Anonymous credit card transactions can be used to identify specific people, a new study has revealed.
The report, titled Unique in the Shopping Mall: On the Reidentifiability of Credit Card Metadata (published this month in Science magazine), was compiled by a group of researchers who analysed credit card transactions made by 1.1m people in 10,000 stores over a three-month period. All payments were made in one country but that country has not been revealed.
The raw data was provided by a “major bank” and did not contain names, credit card numbers, shop addresses, or exact times of the transactions. All that remained was the metadata, ie the amounts spent, shop type and a code representing each person.

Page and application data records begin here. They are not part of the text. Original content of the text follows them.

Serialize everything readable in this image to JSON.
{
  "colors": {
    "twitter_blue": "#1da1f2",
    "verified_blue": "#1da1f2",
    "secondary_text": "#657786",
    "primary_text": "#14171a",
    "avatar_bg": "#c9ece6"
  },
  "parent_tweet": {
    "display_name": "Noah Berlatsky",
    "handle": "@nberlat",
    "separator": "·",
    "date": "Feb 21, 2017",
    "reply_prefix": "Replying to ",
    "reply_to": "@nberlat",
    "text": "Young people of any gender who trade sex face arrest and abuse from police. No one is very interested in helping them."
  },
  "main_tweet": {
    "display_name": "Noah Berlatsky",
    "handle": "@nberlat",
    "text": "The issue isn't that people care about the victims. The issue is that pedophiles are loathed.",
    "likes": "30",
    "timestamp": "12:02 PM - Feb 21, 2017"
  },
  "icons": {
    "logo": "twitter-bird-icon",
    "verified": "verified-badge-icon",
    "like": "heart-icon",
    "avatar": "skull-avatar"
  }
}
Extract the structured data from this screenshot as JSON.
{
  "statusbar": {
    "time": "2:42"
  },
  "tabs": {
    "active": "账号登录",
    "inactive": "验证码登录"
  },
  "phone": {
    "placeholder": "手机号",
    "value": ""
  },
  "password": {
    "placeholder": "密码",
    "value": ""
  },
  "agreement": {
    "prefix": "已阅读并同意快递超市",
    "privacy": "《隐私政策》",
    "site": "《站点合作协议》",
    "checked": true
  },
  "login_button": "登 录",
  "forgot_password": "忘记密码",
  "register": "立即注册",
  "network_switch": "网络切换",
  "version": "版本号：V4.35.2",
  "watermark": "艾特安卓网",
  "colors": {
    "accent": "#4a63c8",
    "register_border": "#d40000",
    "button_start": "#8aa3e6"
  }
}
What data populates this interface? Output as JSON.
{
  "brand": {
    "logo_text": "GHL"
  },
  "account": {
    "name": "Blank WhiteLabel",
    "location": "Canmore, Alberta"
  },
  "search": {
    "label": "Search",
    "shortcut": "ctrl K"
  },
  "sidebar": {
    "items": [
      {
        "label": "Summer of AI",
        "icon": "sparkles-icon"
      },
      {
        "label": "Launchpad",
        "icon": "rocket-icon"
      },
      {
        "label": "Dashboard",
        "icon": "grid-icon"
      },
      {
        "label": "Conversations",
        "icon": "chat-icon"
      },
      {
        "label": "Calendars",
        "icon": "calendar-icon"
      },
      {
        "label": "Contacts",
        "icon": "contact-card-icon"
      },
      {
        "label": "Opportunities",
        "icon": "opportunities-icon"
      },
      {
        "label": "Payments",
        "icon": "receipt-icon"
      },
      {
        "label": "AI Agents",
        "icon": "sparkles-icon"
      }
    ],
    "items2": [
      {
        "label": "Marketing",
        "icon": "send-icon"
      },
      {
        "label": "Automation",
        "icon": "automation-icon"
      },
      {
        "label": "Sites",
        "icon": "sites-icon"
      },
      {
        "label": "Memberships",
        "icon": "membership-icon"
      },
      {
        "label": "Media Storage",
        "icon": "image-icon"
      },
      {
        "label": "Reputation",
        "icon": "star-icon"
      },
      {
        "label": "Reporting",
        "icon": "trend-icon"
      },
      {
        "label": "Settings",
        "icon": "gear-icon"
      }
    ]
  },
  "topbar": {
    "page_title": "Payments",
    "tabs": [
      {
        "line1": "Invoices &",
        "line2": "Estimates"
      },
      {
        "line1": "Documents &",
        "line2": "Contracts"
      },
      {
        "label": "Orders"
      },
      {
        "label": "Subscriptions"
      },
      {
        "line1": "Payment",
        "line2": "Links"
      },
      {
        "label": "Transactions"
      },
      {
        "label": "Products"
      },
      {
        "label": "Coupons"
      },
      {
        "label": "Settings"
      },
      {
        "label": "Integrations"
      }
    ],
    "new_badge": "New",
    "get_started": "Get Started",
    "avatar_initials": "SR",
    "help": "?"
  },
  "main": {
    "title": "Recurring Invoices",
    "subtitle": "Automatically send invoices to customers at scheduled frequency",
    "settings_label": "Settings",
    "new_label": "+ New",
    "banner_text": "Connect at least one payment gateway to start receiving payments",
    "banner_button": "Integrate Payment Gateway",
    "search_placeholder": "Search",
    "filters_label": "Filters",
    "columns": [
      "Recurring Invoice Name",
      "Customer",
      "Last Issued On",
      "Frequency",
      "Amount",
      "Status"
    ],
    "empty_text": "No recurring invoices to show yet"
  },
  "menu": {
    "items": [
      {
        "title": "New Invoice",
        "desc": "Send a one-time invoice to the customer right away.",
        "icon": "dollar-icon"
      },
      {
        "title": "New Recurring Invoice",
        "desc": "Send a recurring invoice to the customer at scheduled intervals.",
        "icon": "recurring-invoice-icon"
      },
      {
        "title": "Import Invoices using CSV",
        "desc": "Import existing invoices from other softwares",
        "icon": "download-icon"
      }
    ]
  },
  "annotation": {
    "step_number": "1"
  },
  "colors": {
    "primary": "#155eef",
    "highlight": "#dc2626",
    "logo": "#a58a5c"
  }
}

Yet by using computer algorithms, this information was enough to identity 90pc of the shoppers as unique individuals and to uncover their entire transaction history.
According to researchers, the results highlight the need for new safeguards to be put in place. “The message is that we ought to rethink and reformulate the way we think about data protection,” said Yves-Alexandre de Montjoye, a graduate student in computational privacy at the MIT Media Lab and lead author of the study. “The old model of anonymity doesn’t seem to be the right model when we are talking about large-scale metadata.”
Data security image via Shutterstock